[Exercise data — start]

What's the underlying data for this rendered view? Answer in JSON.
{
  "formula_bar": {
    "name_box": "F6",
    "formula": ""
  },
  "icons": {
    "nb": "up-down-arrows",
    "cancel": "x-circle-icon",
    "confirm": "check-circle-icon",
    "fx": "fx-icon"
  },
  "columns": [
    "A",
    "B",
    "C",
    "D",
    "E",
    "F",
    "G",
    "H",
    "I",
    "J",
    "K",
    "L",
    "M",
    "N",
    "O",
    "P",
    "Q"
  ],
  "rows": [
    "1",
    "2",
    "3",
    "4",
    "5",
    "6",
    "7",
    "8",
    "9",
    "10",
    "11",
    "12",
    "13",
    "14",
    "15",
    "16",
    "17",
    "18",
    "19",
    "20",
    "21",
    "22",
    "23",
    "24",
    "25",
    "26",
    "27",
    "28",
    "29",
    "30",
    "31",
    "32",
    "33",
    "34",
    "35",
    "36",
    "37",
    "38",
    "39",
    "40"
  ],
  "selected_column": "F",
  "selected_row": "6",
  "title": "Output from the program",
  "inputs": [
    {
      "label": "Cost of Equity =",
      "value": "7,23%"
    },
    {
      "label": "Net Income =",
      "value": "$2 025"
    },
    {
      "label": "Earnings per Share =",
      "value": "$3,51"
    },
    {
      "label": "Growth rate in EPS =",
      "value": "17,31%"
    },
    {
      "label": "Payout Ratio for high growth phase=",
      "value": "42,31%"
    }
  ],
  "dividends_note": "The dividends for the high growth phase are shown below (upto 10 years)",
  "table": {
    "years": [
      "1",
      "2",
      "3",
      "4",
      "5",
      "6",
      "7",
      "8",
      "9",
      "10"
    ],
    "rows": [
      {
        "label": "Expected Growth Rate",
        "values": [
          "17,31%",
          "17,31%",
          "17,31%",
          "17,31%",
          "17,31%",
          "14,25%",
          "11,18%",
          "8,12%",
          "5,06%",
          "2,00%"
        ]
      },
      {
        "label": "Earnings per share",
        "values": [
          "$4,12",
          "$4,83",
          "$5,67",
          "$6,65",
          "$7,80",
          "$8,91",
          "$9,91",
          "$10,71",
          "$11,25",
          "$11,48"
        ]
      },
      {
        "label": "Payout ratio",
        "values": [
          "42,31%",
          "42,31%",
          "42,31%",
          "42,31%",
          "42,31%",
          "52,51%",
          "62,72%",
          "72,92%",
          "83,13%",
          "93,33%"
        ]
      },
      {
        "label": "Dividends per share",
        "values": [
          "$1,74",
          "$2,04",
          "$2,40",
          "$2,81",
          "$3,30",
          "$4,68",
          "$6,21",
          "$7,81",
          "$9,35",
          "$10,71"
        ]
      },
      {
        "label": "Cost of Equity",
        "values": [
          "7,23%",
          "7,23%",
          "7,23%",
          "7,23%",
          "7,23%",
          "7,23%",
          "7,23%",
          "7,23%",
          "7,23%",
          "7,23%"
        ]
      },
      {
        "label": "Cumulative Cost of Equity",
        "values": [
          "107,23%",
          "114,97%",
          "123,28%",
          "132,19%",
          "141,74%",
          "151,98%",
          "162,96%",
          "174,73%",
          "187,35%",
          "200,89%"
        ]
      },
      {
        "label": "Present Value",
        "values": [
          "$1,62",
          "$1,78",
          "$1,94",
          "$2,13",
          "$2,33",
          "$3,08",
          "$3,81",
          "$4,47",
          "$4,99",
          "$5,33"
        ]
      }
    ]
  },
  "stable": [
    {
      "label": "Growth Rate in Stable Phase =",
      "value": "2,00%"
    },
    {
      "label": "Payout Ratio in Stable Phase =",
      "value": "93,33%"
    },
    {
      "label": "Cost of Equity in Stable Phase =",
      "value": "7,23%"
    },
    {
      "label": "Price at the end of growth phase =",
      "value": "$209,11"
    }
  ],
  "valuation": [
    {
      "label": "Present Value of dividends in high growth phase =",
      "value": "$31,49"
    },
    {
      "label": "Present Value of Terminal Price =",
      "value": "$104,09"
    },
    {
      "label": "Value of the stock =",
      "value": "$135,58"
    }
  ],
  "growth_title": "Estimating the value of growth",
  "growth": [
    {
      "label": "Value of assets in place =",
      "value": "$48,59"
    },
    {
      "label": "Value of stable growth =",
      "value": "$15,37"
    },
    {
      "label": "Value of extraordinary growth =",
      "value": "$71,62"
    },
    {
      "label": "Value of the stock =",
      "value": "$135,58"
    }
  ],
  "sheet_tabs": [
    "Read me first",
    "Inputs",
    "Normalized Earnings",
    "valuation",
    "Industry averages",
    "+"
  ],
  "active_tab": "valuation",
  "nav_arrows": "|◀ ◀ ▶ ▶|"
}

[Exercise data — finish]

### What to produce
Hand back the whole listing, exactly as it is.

### Expected output
What's the underlying data for this rendered view? Answer in JSON.
{
  "formula_bar": {
    "name_box": "F6",
    "formula": ""
  },
  "icons": {
    "nb": "up-down-arrows",
    "cancel": "x-circle-icon",
    "confirm": "check-circle-icon",
    "fx": "fx-icon"
  },
  "columns": [
    "A",
    "B",
    "C",
    "D",
    "E",
    "F",
    "G",
    "H",
    "I",
    "J",
    "K",
    "L",
    "M",
    "N",
    "O",
    "P",
    "Q"
  ],
  "rows": [
    "1",
    "2",
    "3",
    "4",
    "5",
    "6",
    "7",
    "8",
    "9",
    "10",
    "11",
    "12",
    "13",
    "14",
    "15",
    "16",
    "17",
    "18",
    "19",
    "20",
    "21",
    "22",
    "23",
    "24",
    "25",
    "26",
    "27",
    "28",
    "29",
    "30",
    "31",
    "32",
    "33",
    "34",
    "35",
    "36",
    "37",
    "38",
    "39",
    "40"
  ],
  "selected_column": "F",
  "selected_row": "6",
  "title": "Output from the program",
  "inputs": [
    {
      "label": "Cost of Equity =",
      "value": "7,23%"
    },
    {
      "label": "Net Income =",
      "value": "$2 025"
    },
    {
      "label": "Earnings per Share =",
      "value": "$3,51"
    },
    {
      "label": "Growth rate in EPS =",
      "value": "17,31%"
    },
    {
      "label": "Payout Ratio for high growth phase=",
      "value": "42,31%"
    }
  ],
  "dividends_note": "The dividends for the high growth phase are shown below (upto 10 years)",
  "table": {
    "years": [
      "1",
      "2",
      "3",
      "4",
      "5",
      "6",
      "7",
      "8",
      "9",
      "10"
    ],
    "rows": [
      {
        "label": "Expected Growth Rate",
        "values": [
          "17,31%",
          "17,31%",
          "17,31%",
          "17,31%",
          "17,31%",
          "14,25%",
          "11,18%",
          "8,12%",
          "5,06%",
          "2,00%"
        ]
      },
      {
        "label": "Earnings per share",
        "values": [
          "$4,12",
          "$4,83",
          "$5,67",
          "$6,65",
          "$7,80",
          "$8,91",
          "$9,91",
          "$10,71",
          "$11,25",
          "$11,48"
        ]
      },
      {
        "label": "Payout ratio",
        "values": [
          "42,31%",
          "42,31%",
          "42,31%",
          "42,31%",
          "42,31%",
          "52,51%",
          "62,72%",
          "72,92%",
          "83,13%",
          "93,33%"
        ]
      },
      {
        "label": "Dividends per share",
        "values": [
          "$1,74",
          "$2,04",
          "$2,40",
          "$2,81",
          "$3,30",
          "$4,68",
          "$6,21",
          "$7,81",
          "$9,35",
          "$10,71"
        ]
      },
      {
        "label": "Cost of Equity",
        "values": [
          "7,23%",
          "7,23%",
          "7,23%",
          "7,23%",
          "7,23%",
          "7,23%",
          "7,23%",
          "7,23%",
          "7,23%",
          "7,23%"
        ]
      },
      {
        "label": "Cumulative Cost of Equity",
        "values": [
          "107,23%",
          "114,97%",
          "123,28%",
          "132,19%",
          "141,74%",
          "151,98%",
          "162,96%",
          "174,73%",
          "187,35%",
          "200,89%"
        ]
      },
      {
        "label": "Present Value",
        "values": [
          "$1,62",
          "$1,78",
          "$1,94",
          "$2,13",
          "$2,33",
          "$3,08",
          "$3,81",
          "$4,47",
          "$4,99",
          "$5,33"
        ]
      }
    ]
  },
  "stable": [
    {
      "label": "Growth Rate in Stable Phase =",
      "value": "2,00%"
    },
    {
      "label": "Payout Ratio in Stable Phase =",
      "value": "93,33%"
    },
    {
      "label": "Cost of Equity in Stable Phase =",
      "value": "7,23%"
    },
    {
      "label": "Price at the end of growth phase =",
      "value": "$209,11"
    }
  ],
  "valuation": [
    {
      "label": "Present Value of dividends in high growth phase =",
      "value": "$31,49"
    },
    {
      "label": "Present Value of Terminal Price =",
      "value": "$104,09"
    },
    {
      "label": "Value of the stock =",
      "value": "$135,58"
    }
  ],
  "growth_title": "Estimating the value of growth",
  "growth": [
    {
      "label": "Value of assets in place =",
      "value": "$48,59"
    },
    {
      "label": "Value of stable growth =",
      "value": "$15,37"
    },
    {
      "label": "Value of extraordinary growth =",
      "value": "$71,62"
    },
    {
      "label": "Value of the stock =",
      "value": "$135,58"
    }
  ],
  "sheet_tabs": [
    "Read me first",
    "Inputs",
    "Normalized Earnings",
    "valuation",
    "Industry averages",
    "+"
  ],
  "active_tab": "valuation",
  "nav_arrows": "|◀ ◀ ▶ ▶|"
}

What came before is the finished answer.